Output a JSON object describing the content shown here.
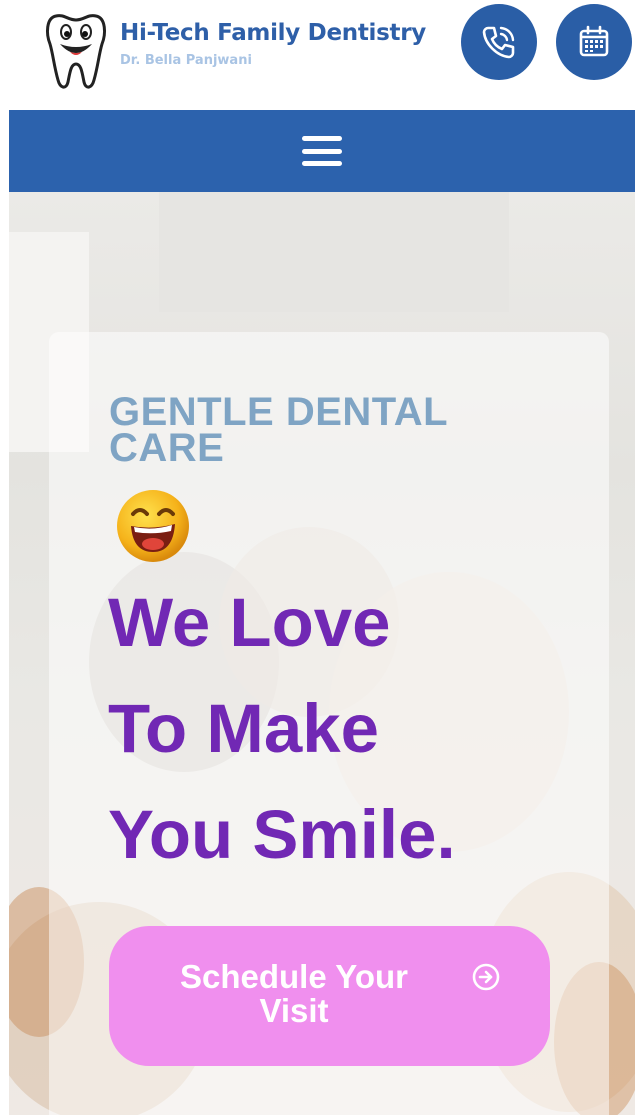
{
  "header": {
    "title": "Hi-Tech Family Dentistry",
    "subtitle": "Dr. Bella Panjwani",
    "logo_icon": "tooth-icon",
    "phone_icon": "phone-icon",
    "calendar_icon": "calendar-icon"
  },
  "nav": {
    "menu_icon": "hamburger-menu-icon"
  },
  "hero": {
    "eyebrow": "GENTLE DENTAL CARE",
    "emoji_icon": "laughing-emoji-icon",
    "headline_line1": "We Love",
    "headline_line2": "To Make",
    "headline_line3": "You Smile.",
    "cta_label": "Schedule Your Visit",
    "cta_icon": "arrow-right-circle-icon"
  },
  "colors": {
    "brand_blue": "#2c62ad",
    "headline_purple": "#7128b4",
    "eyebrow_blue": "#7fa4c4",
    "cta_pink": "#f08fee"
  }
}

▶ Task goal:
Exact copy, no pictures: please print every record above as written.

▶ Result for this task:
Output a JSON object describing the content shown here.
{
  "header": {
    "title": "Hi-Tech Family Dentistry",
    "subtitle": "Dr. Bella Panjwani",
    "logo_icon": "tooth-icon",
    "phone_icon": "phone-icon",
    "calendar_icon": "calendar-icon"
  },
  "nav": {
    "menu_icon": "hamburger-menu-icon"
  },
  "hero": {
    "eyebrow": "GENTLE DENTAL CARE",
    "emoji_icon": "laughing-emoji-icon",
    "headline_line1": "We Love",
    "headline_line2": "To Make",
    "headline_line3": "You Smile.",
    "cta_label": "Schedule Your Visit",
    "cta_icon": "arrow-right-circle-icon"
  },
  "colors": {
    "brand_blue": "#2c62ad",
    "headline_purple": "#7128b4",
    "eyebrow_blue": "#7fa4c4",
    "cta_pink": "#f08fee"
  }
}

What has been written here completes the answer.